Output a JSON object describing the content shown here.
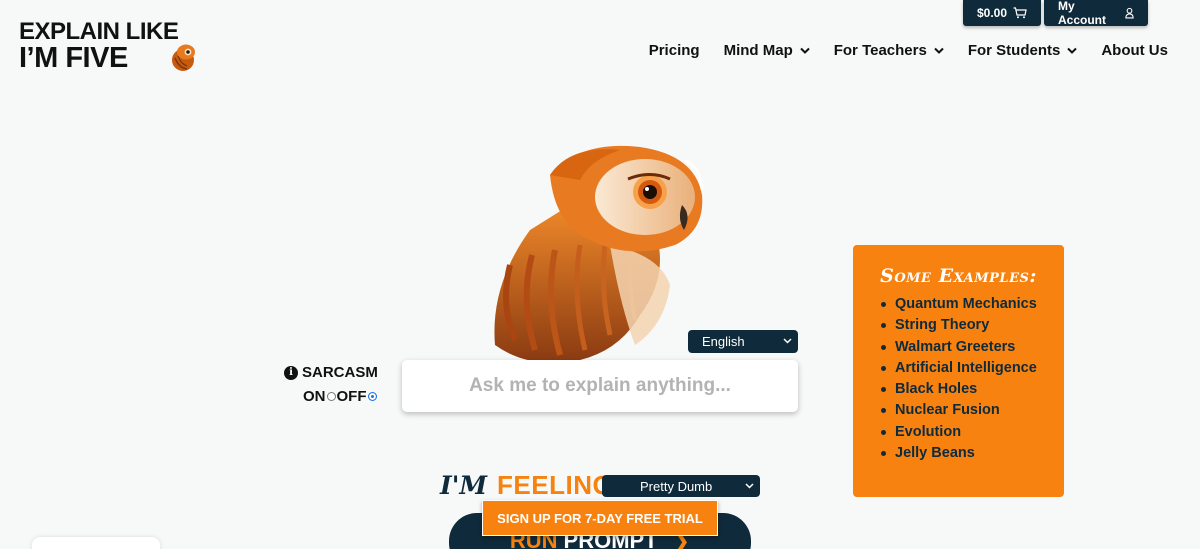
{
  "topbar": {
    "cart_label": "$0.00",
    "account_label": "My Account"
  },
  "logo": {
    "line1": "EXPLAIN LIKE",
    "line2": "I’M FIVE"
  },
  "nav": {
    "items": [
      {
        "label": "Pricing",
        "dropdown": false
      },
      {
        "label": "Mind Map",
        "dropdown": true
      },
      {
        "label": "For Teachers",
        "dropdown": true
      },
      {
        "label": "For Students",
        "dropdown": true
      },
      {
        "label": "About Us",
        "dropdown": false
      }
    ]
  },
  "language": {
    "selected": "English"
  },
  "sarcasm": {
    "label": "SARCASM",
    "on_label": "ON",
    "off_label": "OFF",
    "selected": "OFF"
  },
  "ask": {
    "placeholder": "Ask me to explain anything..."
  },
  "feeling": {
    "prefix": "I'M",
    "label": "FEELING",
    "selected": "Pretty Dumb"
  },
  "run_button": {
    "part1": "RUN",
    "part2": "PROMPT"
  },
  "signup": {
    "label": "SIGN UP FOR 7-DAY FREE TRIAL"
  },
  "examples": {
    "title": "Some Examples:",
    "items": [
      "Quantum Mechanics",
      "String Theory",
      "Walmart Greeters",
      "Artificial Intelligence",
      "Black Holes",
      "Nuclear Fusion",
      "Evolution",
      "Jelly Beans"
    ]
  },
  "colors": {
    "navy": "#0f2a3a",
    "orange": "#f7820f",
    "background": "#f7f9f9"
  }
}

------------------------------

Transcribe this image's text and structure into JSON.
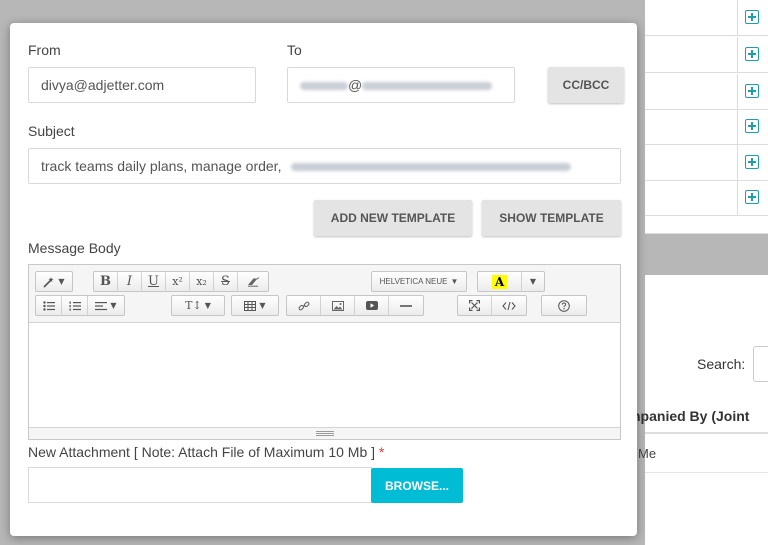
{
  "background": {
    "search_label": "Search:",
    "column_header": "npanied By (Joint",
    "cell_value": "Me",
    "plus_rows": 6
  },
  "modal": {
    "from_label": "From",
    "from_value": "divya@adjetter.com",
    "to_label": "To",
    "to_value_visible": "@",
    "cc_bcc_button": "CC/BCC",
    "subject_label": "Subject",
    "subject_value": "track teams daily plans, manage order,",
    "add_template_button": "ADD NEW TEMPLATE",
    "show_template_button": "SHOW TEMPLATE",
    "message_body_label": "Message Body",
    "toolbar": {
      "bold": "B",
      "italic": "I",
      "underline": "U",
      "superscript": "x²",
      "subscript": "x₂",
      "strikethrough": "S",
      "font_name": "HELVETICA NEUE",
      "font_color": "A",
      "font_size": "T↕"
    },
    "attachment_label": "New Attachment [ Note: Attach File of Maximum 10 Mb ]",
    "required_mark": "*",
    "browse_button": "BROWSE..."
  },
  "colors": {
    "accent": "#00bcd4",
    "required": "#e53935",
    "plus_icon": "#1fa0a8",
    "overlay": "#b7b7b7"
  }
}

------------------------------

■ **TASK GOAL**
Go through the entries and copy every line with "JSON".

■ **TASK OUTPUT**
Output a JSON object describing the content shown here.
Transcribe this image's text and structure into JSON.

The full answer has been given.